------ SOURCE RECORDS

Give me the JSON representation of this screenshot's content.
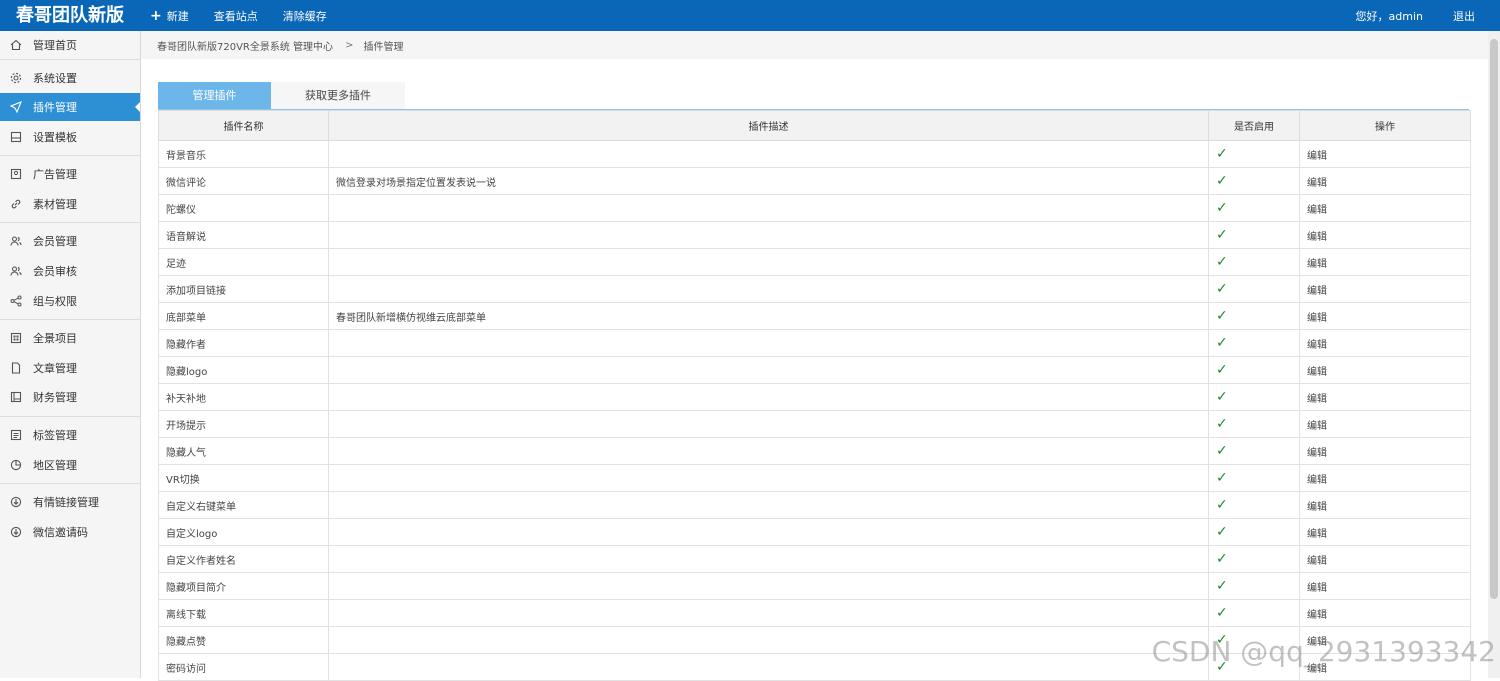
{
  "app": {
    "title": "春哥团队新版",
    "nav": {
      "new_label": "新建",
      "view_site": "查看站点",
      "clear_cache": "清除缓存"
    },
    "greeting": "您好，admin",
    "logout": "退出"
  },
  "sidebar": {
    "items": [
      {
        "label": "管理首页",
        "icon": "home-icon"
      },
      {
        "label": "系统设置",
        "icon": "gear-icon"
      },
      {
        "label": "插件管理",
        "icon": "paper-plane-icon"
      },
      {
        "label": "设置模板",
        "icon": "template-icon"
      },
      {
        "label": "广告管理",
        "icon": "ad-icon"
      },
      {
        "label": "素材管理",
        "icon": "link-icon"
      },
      {
        "label": "会员管理",
        "icon": "users-icon"
      },
      {
        "label": "会员审核",
        "icon": "users-icon"
      },
      {
        "label": "组与权限",
        "icon": "share-icon"
      },
      {
        "label": "全景项目",
        "icon": "grid-icon"
      },
      {
        "label": "文章管理",
        "icon": "document-icon"
      },
      {
        "label": "财务管理",
        "icon": "ledger-icon"
      },
      {
        "label": "标签管理",
        "icon": "list-icon"
      },
      {
        "label": "地区管理",
        "icon": "pie-icon"
      },
      {
        "label": "有情链接管理",
        "icon": "download-circle-icon"
      },
      {
        "label": "微信邀请码",
        "icon": "download-circle-icon"
      }
    ]
  },
  "breadcrumb": {
    "root": "春哥团队新版720VR全景系统 管理中心",
    "separator": ">",
    "current": "插件管理"
  },
  "tabs": {
    "manage": "管理插件",
    "more": "获取更多插件"
  },
  "table": {
    "headers": [
      "插件名称",
      "插件描述",
      "是否启用",
      "操作"
    ],
    "enabled_mark": "✓",
    "edit_label": "编辑",
    "rows": [
      {
        "name": "背景音乐",
        "desc": ""
      },
      {
        "name": "微信评论",
        "desc": "微信登录对场景指定位置发表说一说"
      },
      {
        "name": "陀螺仪",
        "desc": ""
      },
      {
        "name": "语音解说",
        "desc": ""
      },
      {
        "name": "足迹",
        "desc": ""
      },
      {
        "name": "添加项目链接",
        "desc": ""
      },
      {
        "name": "底部菜单",
        "desc": "春哥团队新增横仿视维云底部菜单"
      },
      {
        "name": "隐藏作者",
        "desc": ""
      },
      {
        "name": "隐藏logo",
        "desc": ""
      },
      {
        "name": "补天补地",
        "desc": ""
      },
      {
        "name": "开场提示",
        "desc": ""
      },
      {
        "name": "隐藏人气",
        "desc": ""
      },
      {
        "name": "VR切换",
        "desc": ""
      },
      {
        "name": "自定义右键菜单",
        "desc": ""
      },
      {
        "name": "自定义logo",
        "desc": ""
      },
      {
        "name": "自定义作者姓名",
        "desc": ""
      },
      {
        "name": "隐藏项目简介",
        "desc": ""
      },
      {
        "name": "离线下载",
        "desc": ""
      },
      {
        "name": "隐藏点赞",
        "desc": ""
      },
      {
        "name": "密码访问",
        "desc": ""
      }
    ]
  },
  "watermark": "CSDN @qq_2931393342",
  "colors": {
    "topbar": "#0a66b7",
    "active_sidebar": "#2d8fd4",
    "active_tab": "#6cb6ea",
    "check": "#1d8a2f"
  }
}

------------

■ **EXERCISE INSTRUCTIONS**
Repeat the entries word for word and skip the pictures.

■ **ANSWER**
Give me the JSON representation of this screenshot's content.
{
  "app": {
    "title": "春哥团队新版",
    "nav": {
      "new_label": "新建",
      "view_site": "查看站点",
      "clear_cache": "清除缓存"
    },
    "greeting": "您好，admin",
    "logout": "退出"
  },
  "sidebar": {
    "items": [
      {
        "label": "管理首页",
        "icon": "home-icon"
      },
      {
        "label": "系统设置",
        "icon": "gear-icon"
      },
      {
        "label": "插件管理",
        "icon": "paper-plane-icon"
      },
      {
        "label": "设置模板",
        "icon": "template-icon"
      },
      {
        "label": "广告管理",
        "icon": "ad-icon"
      },
      {
        "label": "素材管理",
        "icon": "link-icon"
      },
      {
        "label": "会员管理",
        "icon": "users-icon"
      },
      {
        "label": "会员审核",
        "icon": "users-icon"
      },
      {
        "label": "组与权限",
        "icon": "share-icon"
      },
      {
        "label": "全景项目",
        "icon": "grid-icon"
      },
      {
        "label": "文章管理",
        "icon": "document-icon"
      },
      {
        "label": "财务管理",
        "icon": "ledger-icon"
      },
      {
        "label": "标签管理",
        "icon": "list-icon"
      },
      {
        "label": "地区管理",
        "icon": "pie-icon"
      },
      {
        "label": "有情链接管理",
        "icon": "download-circle-icon"
      },
      {
        "label": "微信邀请码",
        "icon": "download-circle-icon"
      }
    ]
  },
  "breadcrumb": {
    "root": "春哥团队新版720VR全景系统 管理中心",
    "separator": ">",
    "current": "插件管理"
  },
  "tabs": {
    "manage": "管理插件",
    "more": "获取更多插件"
  },
  "table": {
    "headers": [
      "插件名称",
      "插件描述",
      "是否启用",
      "操作"
    ],
    "enabled_mark": "✓",
    "edit_label": "编辑",
    "rows": [
      {
        "name": "背景音乐",
        "desc": ""
      },
      {
        "name": "微信评论",
        "desc": "微信登录对场景指定位置发表说一说"
      },
      {
        "name": "陀螺仪",
        "desc": ""
      },
      {
        "name": "语音解说",
        "desc": ""
      },
      {
        "name": "足迹",
        "desc": ""
      },
      {
        "name": "添加项目链接",
        "desc": ""
      },
      {
        "name": "底部菜单",
        "desc": "春哥团队新增横仿视维云底部菜单"
      },
      {
        "name": "隐藏作者",
        "desc": ""
      },
      {
        "name": "隐藏logo",
        "desc": ""
      },
      {
        "name": "补天补地",
        "desc": ""
      },
      {
        "name": "开场提示",
        "desc": ""
      },
      {
        "name": "隐藏人气",
        "desc": ""
      },
      {
        "name": "VR切换",
        "desc": ""
      },
      {
        "name": "自定义右键菜单",
        "desc": ""
      },
      {
        "name": "自定义logo",
        "desc": ""
      },
      {
        "name": "自定义作者姓名",
        "desc": ""
      },
      {
        "name": "隐藏项目简介",
        "desc": ""
      },
      {
        "name": "离线下载",
        "desc": ""
      },
      {
        "name": "隐藏点赞",
        "desc": ""
      },
      {
        "name": "密码访问",
        "desc": ""
      }
    ]
  },
  "watermark": "CSDN @qq_2931393342",
  "colors": {
    "topbar": "#0a66b7",
    "active_sidebar": "#2d8fd4",
    "active_tab": "#6cb6ea",
    "check": "#1d8a2f"
  }
}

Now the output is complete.